Every entry needs to be duplicated exactly.
-- SOURCE INFORMATION follows --
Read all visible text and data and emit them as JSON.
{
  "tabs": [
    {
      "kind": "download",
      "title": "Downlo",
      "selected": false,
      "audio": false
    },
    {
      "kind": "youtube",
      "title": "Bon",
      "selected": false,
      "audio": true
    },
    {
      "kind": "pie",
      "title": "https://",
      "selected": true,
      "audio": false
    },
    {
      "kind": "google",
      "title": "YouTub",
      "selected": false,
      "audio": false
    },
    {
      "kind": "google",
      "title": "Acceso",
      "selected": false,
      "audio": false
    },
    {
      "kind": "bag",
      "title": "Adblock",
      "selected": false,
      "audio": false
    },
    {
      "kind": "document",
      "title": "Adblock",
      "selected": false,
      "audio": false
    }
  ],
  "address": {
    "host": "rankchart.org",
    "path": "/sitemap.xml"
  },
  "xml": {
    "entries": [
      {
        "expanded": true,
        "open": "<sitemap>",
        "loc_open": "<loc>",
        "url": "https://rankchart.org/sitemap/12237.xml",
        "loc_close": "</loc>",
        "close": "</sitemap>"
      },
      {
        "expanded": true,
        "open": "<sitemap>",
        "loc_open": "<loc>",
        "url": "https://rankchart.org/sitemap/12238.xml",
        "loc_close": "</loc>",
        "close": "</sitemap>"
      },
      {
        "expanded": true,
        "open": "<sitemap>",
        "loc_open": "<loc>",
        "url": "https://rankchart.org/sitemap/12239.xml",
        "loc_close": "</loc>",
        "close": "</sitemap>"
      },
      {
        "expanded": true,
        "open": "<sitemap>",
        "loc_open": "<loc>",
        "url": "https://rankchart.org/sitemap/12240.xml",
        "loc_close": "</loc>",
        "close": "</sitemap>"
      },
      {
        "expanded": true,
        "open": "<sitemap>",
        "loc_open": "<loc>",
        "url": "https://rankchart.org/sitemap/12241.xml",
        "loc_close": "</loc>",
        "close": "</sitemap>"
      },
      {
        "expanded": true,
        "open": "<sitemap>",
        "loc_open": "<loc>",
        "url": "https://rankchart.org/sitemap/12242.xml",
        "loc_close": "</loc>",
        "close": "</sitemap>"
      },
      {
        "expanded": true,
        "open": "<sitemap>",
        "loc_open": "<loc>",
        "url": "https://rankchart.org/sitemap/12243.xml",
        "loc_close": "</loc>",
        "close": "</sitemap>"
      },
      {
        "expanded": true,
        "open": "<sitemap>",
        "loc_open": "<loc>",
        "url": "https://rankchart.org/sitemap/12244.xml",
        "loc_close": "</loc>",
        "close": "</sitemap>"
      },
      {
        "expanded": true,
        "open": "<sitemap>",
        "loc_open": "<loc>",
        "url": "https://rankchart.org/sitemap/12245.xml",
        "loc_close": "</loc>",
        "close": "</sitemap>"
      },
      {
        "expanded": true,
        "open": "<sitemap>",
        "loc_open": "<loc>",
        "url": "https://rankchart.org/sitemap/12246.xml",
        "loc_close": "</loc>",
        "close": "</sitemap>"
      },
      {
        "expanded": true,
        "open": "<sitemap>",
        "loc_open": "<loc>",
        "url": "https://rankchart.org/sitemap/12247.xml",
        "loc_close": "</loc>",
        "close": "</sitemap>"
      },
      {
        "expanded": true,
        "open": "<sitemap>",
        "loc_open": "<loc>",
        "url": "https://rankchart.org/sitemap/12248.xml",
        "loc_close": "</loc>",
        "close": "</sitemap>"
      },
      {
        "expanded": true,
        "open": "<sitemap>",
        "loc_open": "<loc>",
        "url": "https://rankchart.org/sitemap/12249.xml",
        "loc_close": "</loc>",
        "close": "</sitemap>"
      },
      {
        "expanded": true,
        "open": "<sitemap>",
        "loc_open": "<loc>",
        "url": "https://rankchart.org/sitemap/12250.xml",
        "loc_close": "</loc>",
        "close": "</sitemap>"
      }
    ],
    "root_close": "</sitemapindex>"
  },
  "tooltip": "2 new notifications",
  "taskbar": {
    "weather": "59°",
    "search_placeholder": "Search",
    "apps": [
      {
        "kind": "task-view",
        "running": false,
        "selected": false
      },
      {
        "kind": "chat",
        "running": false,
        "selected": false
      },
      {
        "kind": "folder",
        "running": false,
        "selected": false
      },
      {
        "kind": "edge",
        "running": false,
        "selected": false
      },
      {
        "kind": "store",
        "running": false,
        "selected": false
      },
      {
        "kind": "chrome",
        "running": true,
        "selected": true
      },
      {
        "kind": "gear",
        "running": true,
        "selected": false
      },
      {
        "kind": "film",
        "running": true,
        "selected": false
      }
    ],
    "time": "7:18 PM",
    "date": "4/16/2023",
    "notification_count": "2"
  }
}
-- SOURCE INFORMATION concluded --
RESPONSE:
Read all visible text and data and emit them as JSON.
{
  "tabs": [
    {
      "kind": "download",
      "title": "Downlo",
      "selected": false,
      "audio": false
    },
    {
      "kind": "youtube",
      "title": "Bon",
      "selected": false,
      "audio": true
    },
    {
      "kind": "pie",
      "title": "https://",
      "selected": true,
      "audio": false
    },
    {
      "kind": "google",
      "title": "YouTub",
      "selected": false,
      "audio": false
    },
    {
      "kind": "google",
      "title": "Acceso",
      "selected": false,
      "audio": false
    },
    {
      "kind": "bag",
      "title": "Adblock",
      "selected": false,
      "audio": false
    },
    {
      "kind": "document",
      "title": "Adblock",
      "selected": false,
      "audio": false
    }
  ],
  "address": {
    "host": "rankchart.org",
    "path": "/sitemap.xml"
  },
  "xml": {
    "entries": [
      {
        "expanded": true,
        "open": "<sitemap>",
        "loc_open": "<loc>",
        "url": "https://rankchart.org/sitemap/12237.xml",
        "loc_close": "</loc>",
        "close": "</sitemap>"
      },
      {
        "expanded": true,
        "open": "<sitemap>",
        "loc_open": "<loc>",
        "url": "https://rankchart.org/sitemap/12238.xml",
        "loc_close": "</loc>",
        "close": "</sitemap>"
      },
      {
        "expanded": true,
        "open": "<sitemap>",
        "loc_open": "<loc>",
        "url": "https://rankchart.org/sitemap/12239.xml",
        "loc_close": "</loc>",
        "close": "</sitemap>"
      },
      {
        "expanded": true,
        "open": "<sitemap>",
        "loc_open": "<loc>",
        "url": "https://rankchart.org/sitemap/12240.xml",
        "loc_close": "</loc>",
        "close": "</sitemap>"
      },
      {
        "expanded": true,
        "open": "<sitemap>",
        "loc_open": "<loc>",
        "url": "https://rankchart.org/sitemap/12241.xml",
        "loc_close": "</loc>",
        "close": "</sitemap>"
      },
      {
        "expanded": true,
        "open": "<sitemap>",
        "loc_open": "<loc>",
        "url": "https://rankchart.org/sitemap/12242.xml",
        "loc_close": "</loc>",
        "close": "</sitemap>"
      },
      {
        "expanded": true,
        "open": "<sitemap>",
        "loc_open": "<loc>",
        "url": "https://rankchart.org/sitemap/12243.xml",
        "loc_close": "</loc>",
        "close": "</sitemap>"
      },
      {
        "expanded": true,
        "open": "<sitemap>",
        "loc_open": "<loc>",
        "url": "https://rankchart.org/sitemap/12244.xml",
        "loc_close": "</loc>",
        "close": "</sitemap>"
      },
      {
        "expanded": true,
        "open": "<sitemap>",
        "loc_open": "<loc>",
        "url": "https://rankchart.org/sitemap/12245.xml",
        "loc_close": "</loc>",
        "close": "</sitemap>"
      },
      {
        "expanded": true,
        "open": "<sitemap>",
        "loc_open": "<loc>",
        "url": "https://rankchart.org/sitemap/12246.xml",
        "loc_close": "</loc>",
        "close": "</sitemap>"
      },
      {
        "expanded": true,
        "open": "<sitemap>",
        "loc_open": "<loc>",
        "url": "https://rankchart.org/sitemap/12247.xml",
        "loc_close": "</loc>",
        "close": "</sitemap>"
      },
      {
        "expanded": true,
        "open": "<sitemap>",
        "loc_open": "<loc>",
        "url": "https://rankchart.org/sitemap/12248.xml",
        "loc_close": "</loc>",
        "close": "</sitemap>"
      },
      {
        "expanded": true,
        "open": "<sitemap>",
        "loc_open": "<loc>",
        "url": "https://rankchart.org/sitemap/12249.xml",
        "loc_close": "</loc>",
        "close": "</sitemap>"
      },
      {
        "expanded": true,
        "open": "<sitemap>",
        "loc_open": "<loc>",
        "url": "https://rankchart.org/sitemap/12250.xml",
        "loc_close": "</loc>",
        "close": "</sitemap>"
      }
    ],
    "root_close": "</sitemapindex>"
  },
  "tooltip": "2 new notifications",
  "taskbar": {
    "weather": "59°",
    "search_placeholder": "Search",
    "apps": [
      {
        "kind": "task-view",
        "running": false,
        "selected": false
      },
      {
        "kind": "chat",
        "running": false,
        "selected": false
      },
      {
        "kind": "folder",
        "running": false,
        "selected": false
      },
      {
        "kind": "edge",
        "running": false,
        "selected": false
      },
      {
        "kind": "store",
        "running": false,
        "selected": false
      },
      {
        "kind": "chrome",
        "running": true,
        "selected": true
      },
      {
        "kind": "gear",
        "running": true,
        "selected": false
      },
      {
        "kind": "film",
        "running": true,
        "selected": false
      }
    ],
    "time": "7:18 PM",
    "date": "4/16/2023",
    "notification_count": "2"
  }
}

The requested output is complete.